Will Our Sun Send Out A "Killer Flare"?

Last night I watched a movie that ends with the complete destruction of Earth at the hands of a "killer solar flare." (To avoid spoilers, I won't mention which movie. Google "2009 movie solar flare" if you simply must know.) Naturally I was curious: could this really happen?
(Actually, "curious" isn't really the word. As a child, when I learned that 5 billion years from now the sun will expand and swallow the Earth in a fiery death, I didn't really understand what "5 billion years" really meant. I had nightmares about it for months - nightmares much like the one the little boy has in the movie. Accidental childhood terror alert: triggered!)

New Zealand Man Decapitated by DIY Hovercraft

The danger of greatly increased accessibility to DIY tech. is that it disregards the question, "Should I be doing this?"


There's no question that "Do It Yourself" (DIY) technologies have become increasingly more accessible to private citizen enthusiasts. I remember standing in a "workshop" (a basement tool bench) where an air-vent panel from the wing of an airplane sat under florescent lights. "My dad's building his airplane," my friend reported nonchalantly. His dad was an accountant.
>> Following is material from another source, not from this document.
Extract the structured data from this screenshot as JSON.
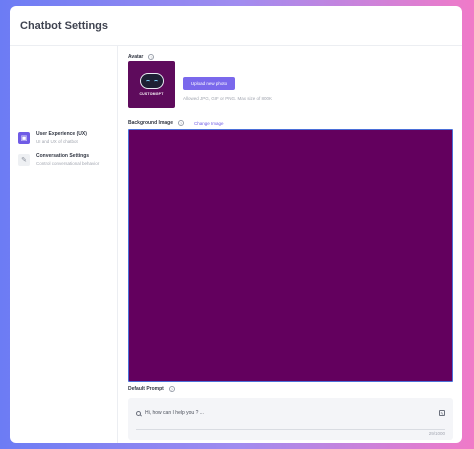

This was my first experience with things like airplane "kits", for DIY'ers that, having received their pilot's license, simply wanted to make their own airplane (from someone else's plans and materials). I consider this somewhat akin to the guy that wants to drywall his own basement (that being me, with some help), but on an entirely different level. I wanted to save money, learn a bit more about a trade, and challenge myself. Companies are seeing this in many enterprising adults (mostly men) and have commercialized it, providing fairly advanced technology in easy-to-do DIY kits. However, what greater accessibility to these kinds of pre-packaged tech endeavors comes a greater degree of danger; the danger of human error. There is no way to certify that just because an individual feels they followed the directions that they haven't missed something along the way. In the case of the airplane kit, that airplane needed to be certified by an aeronautics professional before even being taken to a hanger. What's really scary is when individuals with just enough knowledge to think they can build something, locate the materials, develop the plan, and implement all on their own.

Earthquake Light and Earthquake Clouds

"Earthquake lights" and "earthquake clouds" are an excellent example of something that almost everyone thought was crackpot bunk, until enough photographs and first-hand experiences were accumulated by enough reputable people that it was finally acknowledged as a real thing by science. In the case of earthquake lights, it was the "earthquake swarm" that hit Nagano, Japan in 1965-1967 that did the trick.

Is The FBI About To Catch D.B. Cooper?

Big news this week in the ages-old D.B. Cooper case! D.B. Cooper is famous here in the Pacific Northwest, both for the dapper nature of his crime, and for the enduring mystery of his identity. Did he really get away with it? Did he plunge to his death? Has he spent the last forty years living out a comfortable life somewhere, or are his remains quietly moldering somewhere in the trackless wilderness?
This week we learned that the FBI is investigating an unnamed "object," and is working to get fingerprints and possibly DNA evidence from it. What is the object? Where is it from? Who does it incriminate? We don't know. So far, facts are maddeningly being held back.